One of the biggest challenges my clients face is getting their spouse onboard to help fix household money problems. Sometimes that challenge includes getting their spouse to admit that they need help. Or getting them to cooperate. Or getting them to get their mindset on track and stop sabotaging behaviors. The problem goes from getting started to overcoming resistance.
Men and women operate very differently when it comes to money.
Men, on their most primal levels, want to be good providers. They want to protect their family and please their ladies. So, let’s say you’ve been watching my videos and you’ve decided that your money problems could use some assistance. You go to your spouse and say, “Hey, babe. I talked to this lady and she’s going to meet with us. It’s going to cost us money and here’s what we’re going to do.”
He’s not going to receive this information with the conscious part of his brain. Right now, you’re talking to his most primal, caveman self. You’re basically saying to him that he’s a bad provider. His subconscious is going to tell him that you think he doesn’t make enough money. He also thinks you’re saying, “We have a problem and you’re not addressing it, so we’re going to have to hire somebody to do that for us.” It’s a total insult to his man card.
He’s going to say that he can solve the problem himself, which is obviously not true because, if you’ve had money problems for an extended period of time, chances are you’re going to need help to solve them.
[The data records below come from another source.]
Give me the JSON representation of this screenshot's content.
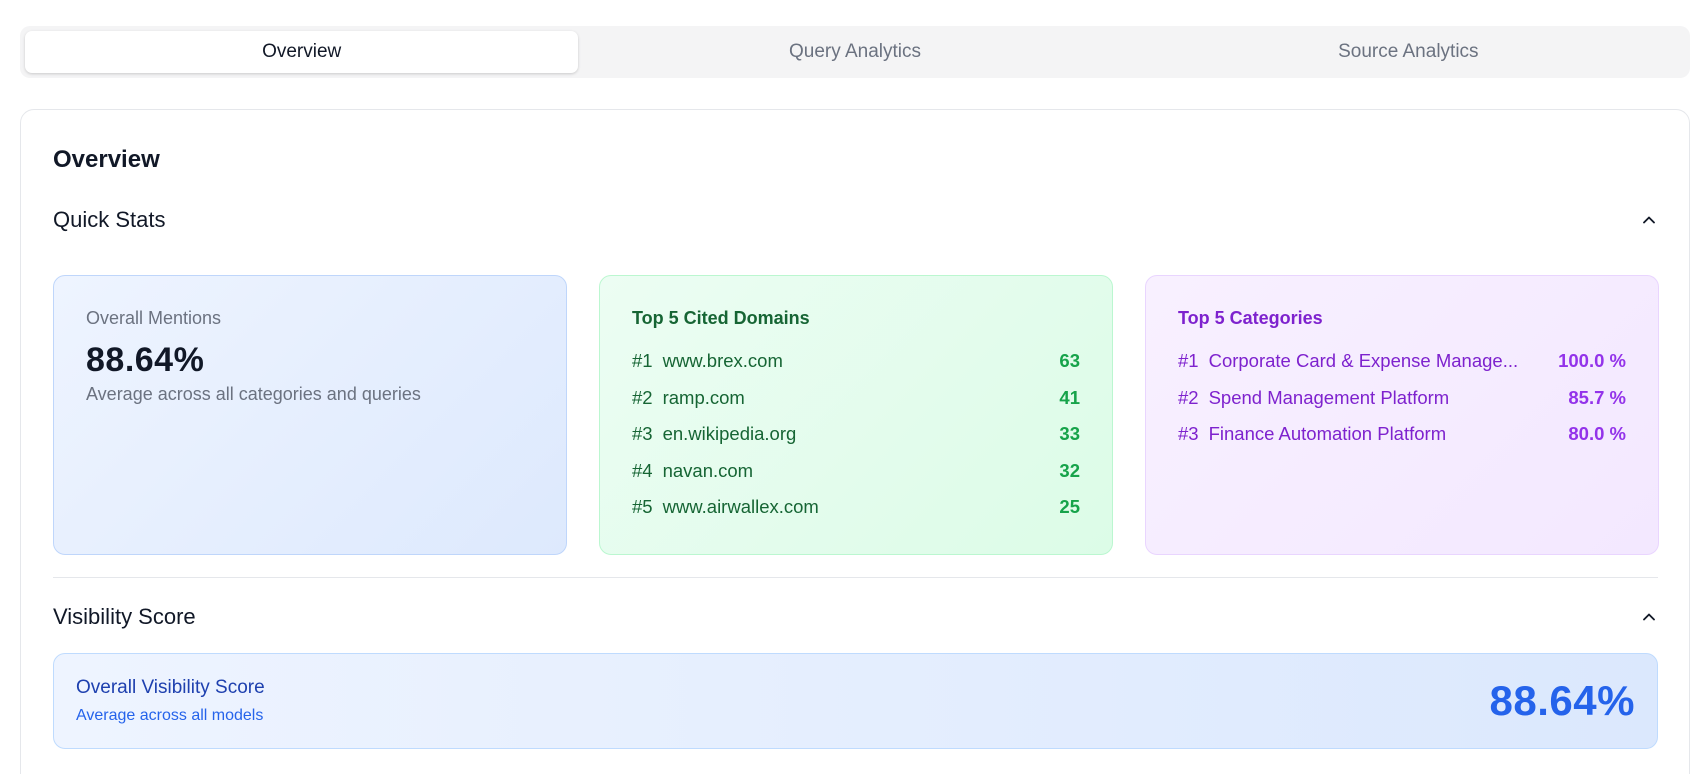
{
  "tabs": [
    {
      "label": "Overview"
    },
    {
      "label": "Query Analytics"
    },
    {
      "label": "Source Analytics"
    }
  ],
  "page_title": "Overview",
  "quick_stats": {
    "title": "Quick Stats",
    "overall_mentions": {
      "label": "Overall Mentions",
      "value": "88.64%",
      "subtitle": "Average across all categories and queries"
    },
    "top_domains": {
      "title": "Top 5 Cited Domains",
      "items": [
        {
          "rank": "#1",
          "name": "www.brex.com",
          "value": "63"
        },
        {
          "rank": "#2",
          "name": "ramp.com",
          "value": "41"
        },
        {
          "rank": "#3",
          "name": "en.wikipedia.org",
          "value": "33"
        },
        {
          "rank": "#4",
          "name": "navan.com",
          "value": "32"
        },
        {
          "rank": "#5",
          "name": "www.airwallex.com",
          "value": "25"
        }
      ]
    },
    "top_categories": {
      "title": "Top 5 Categories",
      "items": [
        {
          "rank": "#1",
          "name": "Corporate Card & Expense Manage...",
          "value": "100.0 %"
        },
        {
          "rank": "#2",
          "name": "Spend Management Platform",
          "value": "85.7 %"
        },
        {
          "rank": "#3",
          "name": "Finance Automation Platform",
          "value": "80.0 %"
        }
      ]
    }
  },
  "visibility": {
    "title": "Visibility Score",
    "box_title": "Overall Visibility Score",
    "box_subtitle": "Average across all models",
    "value": "88.64%"
  },
  "icons": {
    "collapse": "chevron-up-icon"
  },
  "colors": {
    "blue_accent": "#2563eb",
    "green_accent": "#16a34a",
    "purple_accent": "#9333ea"
  }
}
If you want the results that come from having your money stuff together, somebody has to start the process. If you want to be the kind of mom that saves money for her kids college or goes on family vacations or isn’t in debt and doesn’t have to worry about money… if you want those results, somebody has to take action.
Momentum is contagious.
If your spouse isn’t ready to get onboard, it’s up to you to start that momentum. When you can get super clear on your goals and develop a plan, you can start making changes. When you’re executing on those things, getting your spending under control and talking to your family differently, you’re changing your household’s financial mindset.
All of that rubs off. It’s all contagious. When I had my first kid, I gained so much weight. My husband is a very fit, slender man all on his own with no effort. When I went on Weight Watchers, he lost 10 pounds. Why? Because I was doing things differently. I was cooking meals differently. I was packing his leftovers differently. I was changing for me, but he lost 10 pounds. The same thing happens with the money.
Families are systems.
Once you start making the changes that you can make, your kids are going to start seeing things differently and your husband’s going to start seeing things differently. That’s the benefit of making those changes. That momentum is contagious. Having your spouse onboard is great, but it’s not absolutely necessary. When you know what you’re doing, you have confidence around it, it makes sense, and it’s getting you towards where you want to go, you can execute on that plan. As long as your spouse isn’t actively sabotaging you, you’re going to start seeing results.
As those results start to happen, your spouse is going to notice. I don’t want you going around with a messy money situation while waiting for somebody else to decide what’s worth doing. You already know the answer. Sometimes, we have a stubborn man that needs to be dragged a little bit kicking and screaming. He can hop on board whenever he’s ready, but in the meantime, you get the momentum going.
This is Part Two of a two part series on Household Money Problems. You can read Part One Here.